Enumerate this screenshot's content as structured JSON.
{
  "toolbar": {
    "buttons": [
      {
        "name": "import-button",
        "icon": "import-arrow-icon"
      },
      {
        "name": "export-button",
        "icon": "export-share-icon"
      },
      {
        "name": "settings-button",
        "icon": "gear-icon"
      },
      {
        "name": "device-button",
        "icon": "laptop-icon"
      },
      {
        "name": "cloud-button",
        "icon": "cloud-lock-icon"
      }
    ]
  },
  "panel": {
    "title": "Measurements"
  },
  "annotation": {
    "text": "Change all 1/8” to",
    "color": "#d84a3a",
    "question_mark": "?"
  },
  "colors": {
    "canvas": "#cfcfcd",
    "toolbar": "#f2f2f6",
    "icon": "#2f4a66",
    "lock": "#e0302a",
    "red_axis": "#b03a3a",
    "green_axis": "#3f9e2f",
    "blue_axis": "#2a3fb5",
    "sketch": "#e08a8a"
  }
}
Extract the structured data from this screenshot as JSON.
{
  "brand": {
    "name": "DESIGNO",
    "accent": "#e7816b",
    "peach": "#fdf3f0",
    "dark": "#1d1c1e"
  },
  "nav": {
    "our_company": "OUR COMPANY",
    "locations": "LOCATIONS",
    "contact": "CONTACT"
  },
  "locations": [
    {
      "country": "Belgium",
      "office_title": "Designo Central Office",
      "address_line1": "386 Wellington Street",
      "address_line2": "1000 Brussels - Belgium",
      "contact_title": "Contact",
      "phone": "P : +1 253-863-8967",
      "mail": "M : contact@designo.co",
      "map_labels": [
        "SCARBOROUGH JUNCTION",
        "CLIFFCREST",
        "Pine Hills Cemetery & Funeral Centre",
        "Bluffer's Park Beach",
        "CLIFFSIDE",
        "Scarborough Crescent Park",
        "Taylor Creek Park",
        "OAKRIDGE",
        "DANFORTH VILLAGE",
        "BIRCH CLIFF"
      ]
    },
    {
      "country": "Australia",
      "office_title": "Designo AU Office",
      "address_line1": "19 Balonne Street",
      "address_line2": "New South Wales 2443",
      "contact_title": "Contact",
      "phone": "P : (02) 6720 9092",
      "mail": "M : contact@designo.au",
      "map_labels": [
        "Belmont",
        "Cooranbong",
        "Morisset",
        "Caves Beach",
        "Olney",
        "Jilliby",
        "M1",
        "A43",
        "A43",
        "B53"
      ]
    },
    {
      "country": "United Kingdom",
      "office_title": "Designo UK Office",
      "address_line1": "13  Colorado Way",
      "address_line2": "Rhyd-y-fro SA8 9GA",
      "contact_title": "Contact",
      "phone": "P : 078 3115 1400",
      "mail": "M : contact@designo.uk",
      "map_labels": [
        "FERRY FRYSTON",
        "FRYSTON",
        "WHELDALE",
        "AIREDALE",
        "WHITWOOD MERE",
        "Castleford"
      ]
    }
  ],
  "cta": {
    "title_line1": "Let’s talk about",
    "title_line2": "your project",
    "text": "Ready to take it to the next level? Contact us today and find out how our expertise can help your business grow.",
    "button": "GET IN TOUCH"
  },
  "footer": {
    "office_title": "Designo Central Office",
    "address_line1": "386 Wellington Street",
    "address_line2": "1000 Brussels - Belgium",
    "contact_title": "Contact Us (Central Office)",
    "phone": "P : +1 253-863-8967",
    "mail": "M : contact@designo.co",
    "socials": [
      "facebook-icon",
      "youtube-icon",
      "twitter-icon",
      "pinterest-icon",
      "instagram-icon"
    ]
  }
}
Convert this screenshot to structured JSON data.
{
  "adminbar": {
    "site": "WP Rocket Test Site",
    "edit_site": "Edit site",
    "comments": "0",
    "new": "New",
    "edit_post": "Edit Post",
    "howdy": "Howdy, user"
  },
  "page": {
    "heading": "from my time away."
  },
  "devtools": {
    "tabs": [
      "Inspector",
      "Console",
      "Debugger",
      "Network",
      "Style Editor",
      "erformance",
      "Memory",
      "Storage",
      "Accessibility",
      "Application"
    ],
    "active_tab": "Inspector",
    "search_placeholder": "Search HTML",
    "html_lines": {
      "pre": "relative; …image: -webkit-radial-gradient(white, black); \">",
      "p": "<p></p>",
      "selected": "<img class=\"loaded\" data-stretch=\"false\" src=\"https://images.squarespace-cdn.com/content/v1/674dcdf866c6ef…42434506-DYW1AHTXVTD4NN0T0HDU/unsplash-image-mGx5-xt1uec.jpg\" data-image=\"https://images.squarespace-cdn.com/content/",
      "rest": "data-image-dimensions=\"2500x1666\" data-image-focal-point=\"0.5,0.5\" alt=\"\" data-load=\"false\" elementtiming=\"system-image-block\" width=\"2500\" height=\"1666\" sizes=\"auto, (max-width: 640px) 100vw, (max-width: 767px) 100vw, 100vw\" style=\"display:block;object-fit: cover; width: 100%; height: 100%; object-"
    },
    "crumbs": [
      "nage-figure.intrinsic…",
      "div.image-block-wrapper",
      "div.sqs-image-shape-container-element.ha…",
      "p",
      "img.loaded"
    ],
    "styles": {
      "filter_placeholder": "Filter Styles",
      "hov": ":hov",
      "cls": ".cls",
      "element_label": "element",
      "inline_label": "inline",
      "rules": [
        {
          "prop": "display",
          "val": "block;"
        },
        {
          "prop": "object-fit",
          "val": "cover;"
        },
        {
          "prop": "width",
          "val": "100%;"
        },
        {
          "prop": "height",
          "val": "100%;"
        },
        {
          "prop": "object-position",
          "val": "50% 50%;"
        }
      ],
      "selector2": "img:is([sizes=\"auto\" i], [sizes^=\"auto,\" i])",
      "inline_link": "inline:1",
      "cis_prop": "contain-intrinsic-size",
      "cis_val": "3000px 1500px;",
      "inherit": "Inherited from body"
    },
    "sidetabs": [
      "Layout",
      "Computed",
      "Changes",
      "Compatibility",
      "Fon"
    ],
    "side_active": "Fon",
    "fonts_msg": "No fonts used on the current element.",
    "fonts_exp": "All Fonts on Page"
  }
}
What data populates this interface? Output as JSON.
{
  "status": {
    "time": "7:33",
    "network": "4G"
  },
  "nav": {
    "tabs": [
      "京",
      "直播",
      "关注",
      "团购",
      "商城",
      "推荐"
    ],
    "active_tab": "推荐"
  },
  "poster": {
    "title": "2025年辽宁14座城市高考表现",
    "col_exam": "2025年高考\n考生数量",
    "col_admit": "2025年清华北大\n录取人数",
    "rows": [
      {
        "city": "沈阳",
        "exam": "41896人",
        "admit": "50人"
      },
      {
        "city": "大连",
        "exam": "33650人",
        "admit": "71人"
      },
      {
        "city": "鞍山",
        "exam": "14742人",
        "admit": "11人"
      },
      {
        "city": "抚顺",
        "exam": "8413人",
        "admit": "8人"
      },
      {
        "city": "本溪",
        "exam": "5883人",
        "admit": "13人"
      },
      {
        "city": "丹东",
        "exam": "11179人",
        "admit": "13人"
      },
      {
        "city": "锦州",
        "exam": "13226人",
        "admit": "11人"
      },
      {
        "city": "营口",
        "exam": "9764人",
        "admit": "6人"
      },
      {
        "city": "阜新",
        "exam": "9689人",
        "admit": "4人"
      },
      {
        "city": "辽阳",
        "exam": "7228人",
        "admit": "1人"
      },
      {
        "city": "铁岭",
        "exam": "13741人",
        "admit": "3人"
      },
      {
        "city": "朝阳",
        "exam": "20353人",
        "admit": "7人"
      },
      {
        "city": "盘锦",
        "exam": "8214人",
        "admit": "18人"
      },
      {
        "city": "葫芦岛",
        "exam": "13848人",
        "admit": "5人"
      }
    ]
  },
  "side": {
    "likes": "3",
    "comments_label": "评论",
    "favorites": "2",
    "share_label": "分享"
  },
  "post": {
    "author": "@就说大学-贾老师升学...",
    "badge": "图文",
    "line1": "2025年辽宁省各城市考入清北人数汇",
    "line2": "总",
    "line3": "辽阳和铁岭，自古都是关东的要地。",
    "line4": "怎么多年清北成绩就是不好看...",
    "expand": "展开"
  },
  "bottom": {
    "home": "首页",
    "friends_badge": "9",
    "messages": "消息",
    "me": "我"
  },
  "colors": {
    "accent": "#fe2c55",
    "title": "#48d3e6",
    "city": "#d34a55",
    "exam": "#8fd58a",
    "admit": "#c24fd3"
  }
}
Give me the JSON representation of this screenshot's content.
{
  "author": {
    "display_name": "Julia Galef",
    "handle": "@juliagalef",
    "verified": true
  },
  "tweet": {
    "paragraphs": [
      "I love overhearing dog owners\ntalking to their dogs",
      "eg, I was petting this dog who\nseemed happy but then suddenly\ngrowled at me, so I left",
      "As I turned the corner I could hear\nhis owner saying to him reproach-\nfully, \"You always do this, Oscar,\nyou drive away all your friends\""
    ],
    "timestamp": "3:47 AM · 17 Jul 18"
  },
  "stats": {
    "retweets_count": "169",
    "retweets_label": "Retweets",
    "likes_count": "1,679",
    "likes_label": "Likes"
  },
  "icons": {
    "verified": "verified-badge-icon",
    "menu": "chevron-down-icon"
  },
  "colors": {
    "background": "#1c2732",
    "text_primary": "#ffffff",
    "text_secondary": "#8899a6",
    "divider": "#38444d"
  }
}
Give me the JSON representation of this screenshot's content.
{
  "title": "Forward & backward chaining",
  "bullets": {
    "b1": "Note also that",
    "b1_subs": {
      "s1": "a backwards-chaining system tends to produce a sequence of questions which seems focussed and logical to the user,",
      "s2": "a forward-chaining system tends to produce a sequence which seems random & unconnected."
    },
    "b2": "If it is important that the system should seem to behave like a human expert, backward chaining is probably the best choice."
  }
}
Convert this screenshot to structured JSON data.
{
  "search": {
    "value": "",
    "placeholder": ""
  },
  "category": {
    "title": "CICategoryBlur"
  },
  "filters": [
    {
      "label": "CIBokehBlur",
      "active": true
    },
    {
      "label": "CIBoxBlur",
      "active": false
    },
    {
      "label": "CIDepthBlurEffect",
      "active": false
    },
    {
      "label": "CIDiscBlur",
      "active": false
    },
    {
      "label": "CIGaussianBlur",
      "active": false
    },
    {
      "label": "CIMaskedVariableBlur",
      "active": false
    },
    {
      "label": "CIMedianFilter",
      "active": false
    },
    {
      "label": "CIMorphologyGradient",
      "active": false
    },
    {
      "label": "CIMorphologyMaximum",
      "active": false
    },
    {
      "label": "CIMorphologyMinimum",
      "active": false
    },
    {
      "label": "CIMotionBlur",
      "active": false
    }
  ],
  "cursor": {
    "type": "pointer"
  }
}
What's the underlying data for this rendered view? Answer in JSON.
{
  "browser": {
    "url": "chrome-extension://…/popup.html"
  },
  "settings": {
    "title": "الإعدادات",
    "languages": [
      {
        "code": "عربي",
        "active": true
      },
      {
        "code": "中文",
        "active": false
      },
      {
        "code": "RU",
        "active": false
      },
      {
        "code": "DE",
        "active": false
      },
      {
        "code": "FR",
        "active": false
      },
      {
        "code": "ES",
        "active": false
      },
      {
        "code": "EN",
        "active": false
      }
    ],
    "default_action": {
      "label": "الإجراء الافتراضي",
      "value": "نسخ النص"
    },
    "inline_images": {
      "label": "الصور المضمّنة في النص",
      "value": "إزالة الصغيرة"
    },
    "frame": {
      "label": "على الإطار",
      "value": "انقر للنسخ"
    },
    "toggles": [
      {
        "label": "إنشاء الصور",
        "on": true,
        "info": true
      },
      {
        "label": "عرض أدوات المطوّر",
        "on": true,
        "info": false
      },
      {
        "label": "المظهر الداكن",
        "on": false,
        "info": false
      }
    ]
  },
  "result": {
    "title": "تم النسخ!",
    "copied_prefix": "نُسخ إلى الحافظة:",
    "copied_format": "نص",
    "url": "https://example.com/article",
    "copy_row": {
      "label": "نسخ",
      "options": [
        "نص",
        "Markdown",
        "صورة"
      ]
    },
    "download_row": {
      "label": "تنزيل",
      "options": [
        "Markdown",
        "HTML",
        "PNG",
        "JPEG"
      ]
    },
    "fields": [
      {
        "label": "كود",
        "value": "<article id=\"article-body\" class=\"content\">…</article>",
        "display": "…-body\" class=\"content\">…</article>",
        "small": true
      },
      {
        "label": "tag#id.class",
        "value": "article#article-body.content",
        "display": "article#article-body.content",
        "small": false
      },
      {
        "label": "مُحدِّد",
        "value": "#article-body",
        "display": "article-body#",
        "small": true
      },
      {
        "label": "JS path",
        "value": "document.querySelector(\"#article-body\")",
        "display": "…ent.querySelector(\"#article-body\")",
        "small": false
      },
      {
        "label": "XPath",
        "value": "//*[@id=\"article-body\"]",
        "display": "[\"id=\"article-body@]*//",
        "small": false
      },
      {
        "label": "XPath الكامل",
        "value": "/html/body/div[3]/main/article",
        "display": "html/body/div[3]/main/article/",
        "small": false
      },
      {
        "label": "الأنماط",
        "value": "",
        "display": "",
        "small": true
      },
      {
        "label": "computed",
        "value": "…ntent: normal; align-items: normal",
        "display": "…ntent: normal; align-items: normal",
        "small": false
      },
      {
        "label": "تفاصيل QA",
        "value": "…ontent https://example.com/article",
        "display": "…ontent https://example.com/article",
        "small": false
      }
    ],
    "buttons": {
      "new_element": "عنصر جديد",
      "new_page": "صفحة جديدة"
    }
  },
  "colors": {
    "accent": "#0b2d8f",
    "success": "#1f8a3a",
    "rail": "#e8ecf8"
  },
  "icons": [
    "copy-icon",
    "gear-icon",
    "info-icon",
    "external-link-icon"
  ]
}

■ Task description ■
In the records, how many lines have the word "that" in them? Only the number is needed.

■ Problem solution ■
2